Islamic Law Lecture Series :: Equity and Equality: The Economics of Women’s Property Rights in Islamic Law

Maya Shatzmiller, Professor of Islamic History, Western University

Islamic law gives women and men identical property rights. With some modifications, these rights enable women to earn and acquire income and property, transact with it and consent to the practice of birth control. This paper argues and empirically demonstrates that equity was behind equality. It shows women’s property rights were linked to a structural economic change in the Middle East that favored women’s attachment to labor markets. This occurred in the aftermath of a demographic exogenous shock caused by the Justinian Plague that resulted in long-term manpower shortages.

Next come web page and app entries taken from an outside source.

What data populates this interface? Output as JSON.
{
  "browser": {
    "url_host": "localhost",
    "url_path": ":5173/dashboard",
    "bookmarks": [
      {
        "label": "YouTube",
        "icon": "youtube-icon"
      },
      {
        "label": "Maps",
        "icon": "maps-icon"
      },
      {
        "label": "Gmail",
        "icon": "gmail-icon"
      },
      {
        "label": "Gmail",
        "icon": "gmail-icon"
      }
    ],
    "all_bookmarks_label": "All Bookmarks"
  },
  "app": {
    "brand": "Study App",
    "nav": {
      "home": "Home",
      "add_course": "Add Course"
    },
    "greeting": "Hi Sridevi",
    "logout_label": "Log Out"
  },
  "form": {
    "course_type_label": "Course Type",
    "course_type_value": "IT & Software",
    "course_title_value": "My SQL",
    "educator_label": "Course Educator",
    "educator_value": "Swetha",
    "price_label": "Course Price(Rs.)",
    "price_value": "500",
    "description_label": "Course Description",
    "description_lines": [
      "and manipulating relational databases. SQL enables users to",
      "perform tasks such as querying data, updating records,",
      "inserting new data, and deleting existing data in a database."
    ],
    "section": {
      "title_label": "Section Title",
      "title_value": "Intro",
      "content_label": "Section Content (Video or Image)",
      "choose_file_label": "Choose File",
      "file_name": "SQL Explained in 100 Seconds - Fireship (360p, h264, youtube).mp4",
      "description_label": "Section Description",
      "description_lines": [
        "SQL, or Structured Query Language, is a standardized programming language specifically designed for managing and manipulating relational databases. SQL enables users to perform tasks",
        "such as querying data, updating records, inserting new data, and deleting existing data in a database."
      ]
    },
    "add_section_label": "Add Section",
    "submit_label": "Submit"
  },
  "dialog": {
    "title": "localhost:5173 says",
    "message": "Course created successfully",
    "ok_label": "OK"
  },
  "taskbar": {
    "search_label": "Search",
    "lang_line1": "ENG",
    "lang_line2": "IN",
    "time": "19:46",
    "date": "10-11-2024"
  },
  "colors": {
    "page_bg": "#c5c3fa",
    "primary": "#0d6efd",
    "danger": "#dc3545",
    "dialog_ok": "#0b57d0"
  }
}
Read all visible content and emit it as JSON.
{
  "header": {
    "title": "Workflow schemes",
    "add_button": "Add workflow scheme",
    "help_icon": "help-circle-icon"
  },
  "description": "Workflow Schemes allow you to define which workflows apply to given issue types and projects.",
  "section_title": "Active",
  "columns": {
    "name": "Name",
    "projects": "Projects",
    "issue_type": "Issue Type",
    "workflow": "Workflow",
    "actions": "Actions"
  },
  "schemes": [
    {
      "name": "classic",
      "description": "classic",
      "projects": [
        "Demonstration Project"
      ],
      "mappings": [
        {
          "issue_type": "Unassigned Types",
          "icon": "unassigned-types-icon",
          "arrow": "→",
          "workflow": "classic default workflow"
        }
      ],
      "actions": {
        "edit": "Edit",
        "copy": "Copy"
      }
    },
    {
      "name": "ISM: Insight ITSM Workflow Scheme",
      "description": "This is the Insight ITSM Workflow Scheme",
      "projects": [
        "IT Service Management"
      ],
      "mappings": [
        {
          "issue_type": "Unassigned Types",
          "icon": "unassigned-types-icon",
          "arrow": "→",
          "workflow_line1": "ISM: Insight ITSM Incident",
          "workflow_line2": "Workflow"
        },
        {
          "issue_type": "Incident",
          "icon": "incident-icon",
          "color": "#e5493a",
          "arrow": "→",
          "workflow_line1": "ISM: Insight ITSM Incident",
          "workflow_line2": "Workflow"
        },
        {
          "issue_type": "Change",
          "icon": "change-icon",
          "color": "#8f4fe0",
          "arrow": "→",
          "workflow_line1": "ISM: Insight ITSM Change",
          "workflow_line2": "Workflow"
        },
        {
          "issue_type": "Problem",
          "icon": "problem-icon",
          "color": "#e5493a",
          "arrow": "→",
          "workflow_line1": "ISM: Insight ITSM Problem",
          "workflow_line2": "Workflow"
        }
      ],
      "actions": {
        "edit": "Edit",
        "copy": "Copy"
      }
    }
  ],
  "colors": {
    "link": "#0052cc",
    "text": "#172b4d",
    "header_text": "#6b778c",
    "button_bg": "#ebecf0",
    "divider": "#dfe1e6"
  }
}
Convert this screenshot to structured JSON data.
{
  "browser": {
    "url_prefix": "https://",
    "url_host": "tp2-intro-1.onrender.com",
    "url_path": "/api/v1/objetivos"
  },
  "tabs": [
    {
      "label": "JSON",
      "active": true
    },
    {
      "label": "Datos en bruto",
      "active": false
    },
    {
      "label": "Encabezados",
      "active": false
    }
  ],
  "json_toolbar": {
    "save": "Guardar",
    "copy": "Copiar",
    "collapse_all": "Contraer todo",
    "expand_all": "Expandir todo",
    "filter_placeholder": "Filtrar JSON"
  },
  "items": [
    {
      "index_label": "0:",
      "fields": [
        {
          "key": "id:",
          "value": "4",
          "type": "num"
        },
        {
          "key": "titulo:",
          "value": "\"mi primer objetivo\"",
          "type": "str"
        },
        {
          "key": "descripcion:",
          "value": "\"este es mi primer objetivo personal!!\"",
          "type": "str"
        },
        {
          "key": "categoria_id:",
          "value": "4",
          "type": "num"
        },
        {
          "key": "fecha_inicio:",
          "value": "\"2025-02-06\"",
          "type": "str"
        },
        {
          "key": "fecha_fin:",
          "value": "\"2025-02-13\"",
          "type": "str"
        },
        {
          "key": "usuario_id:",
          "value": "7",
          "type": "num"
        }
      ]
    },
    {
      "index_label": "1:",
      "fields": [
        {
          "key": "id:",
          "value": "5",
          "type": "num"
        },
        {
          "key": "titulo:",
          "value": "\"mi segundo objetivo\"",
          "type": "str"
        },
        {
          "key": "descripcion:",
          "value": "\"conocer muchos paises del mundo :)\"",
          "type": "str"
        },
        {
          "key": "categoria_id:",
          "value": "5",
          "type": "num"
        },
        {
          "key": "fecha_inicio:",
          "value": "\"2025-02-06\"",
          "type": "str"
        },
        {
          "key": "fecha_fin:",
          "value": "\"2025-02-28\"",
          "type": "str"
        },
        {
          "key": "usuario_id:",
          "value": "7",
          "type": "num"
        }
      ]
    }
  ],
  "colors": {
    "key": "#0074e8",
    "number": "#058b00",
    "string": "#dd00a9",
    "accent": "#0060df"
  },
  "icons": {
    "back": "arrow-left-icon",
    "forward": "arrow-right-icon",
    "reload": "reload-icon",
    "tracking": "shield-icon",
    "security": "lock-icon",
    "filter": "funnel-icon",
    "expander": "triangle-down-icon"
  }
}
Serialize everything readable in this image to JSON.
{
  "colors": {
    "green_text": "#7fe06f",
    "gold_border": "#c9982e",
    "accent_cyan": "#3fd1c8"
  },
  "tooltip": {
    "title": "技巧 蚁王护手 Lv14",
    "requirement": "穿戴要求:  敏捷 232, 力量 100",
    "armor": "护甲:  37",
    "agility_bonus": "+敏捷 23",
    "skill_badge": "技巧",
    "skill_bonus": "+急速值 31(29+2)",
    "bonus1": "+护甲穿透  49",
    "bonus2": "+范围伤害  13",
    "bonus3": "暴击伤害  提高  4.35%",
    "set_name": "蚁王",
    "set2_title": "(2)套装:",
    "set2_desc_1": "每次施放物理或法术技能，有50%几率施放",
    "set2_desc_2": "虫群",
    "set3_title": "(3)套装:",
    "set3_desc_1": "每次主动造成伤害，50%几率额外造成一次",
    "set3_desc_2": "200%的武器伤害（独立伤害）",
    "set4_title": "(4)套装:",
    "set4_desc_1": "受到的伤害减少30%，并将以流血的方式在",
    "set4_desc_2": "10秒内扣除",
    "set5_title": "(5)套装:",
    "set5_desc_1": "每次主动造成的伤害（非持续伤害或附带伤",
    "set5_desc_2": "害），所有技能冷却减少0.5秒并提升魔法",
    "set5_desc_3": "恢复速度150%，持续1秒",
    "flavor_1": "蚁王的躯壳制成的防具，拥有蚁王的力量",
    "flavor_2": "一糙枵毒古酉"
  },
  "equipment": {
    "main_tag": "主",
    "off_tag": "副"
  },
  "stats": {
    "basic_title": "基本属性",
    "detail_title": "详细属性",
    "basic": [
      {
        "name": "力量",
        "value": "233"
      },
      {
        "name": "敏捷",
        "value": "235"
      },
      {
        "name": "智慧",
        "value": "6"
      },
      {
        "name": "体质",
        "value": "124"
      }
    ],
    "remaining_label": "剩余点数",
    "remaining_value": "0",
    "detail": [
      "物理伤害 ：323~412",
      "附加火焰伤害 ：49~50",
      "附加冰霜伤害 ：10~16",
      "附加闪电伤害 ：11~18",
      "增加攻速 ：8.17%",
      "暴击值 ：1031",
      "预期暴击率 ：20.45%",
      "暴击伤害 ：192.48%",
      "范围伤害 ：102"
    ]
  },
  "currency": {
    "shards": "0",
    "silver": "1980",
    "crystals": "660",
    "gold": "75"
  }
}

Professor Shatzmiller uses a new database of women’s property and employment income derived from archival records to quantitatively substantiate her argument. This information displays there was a shift in income distribution in favour of women, that their lifetime worth increased, and that it affected the combined household’s income. Professor Shatzmiller suggests that the change in income generated new social norms, protecting these gains that were later translated into law. The literature shows that these were typical structures of an urban society with a larger percentage of female participation in the labour force. It suggests that an episode of economic growth in the Middle East, 700-1000, was behind women’s empowerment in Islamic law.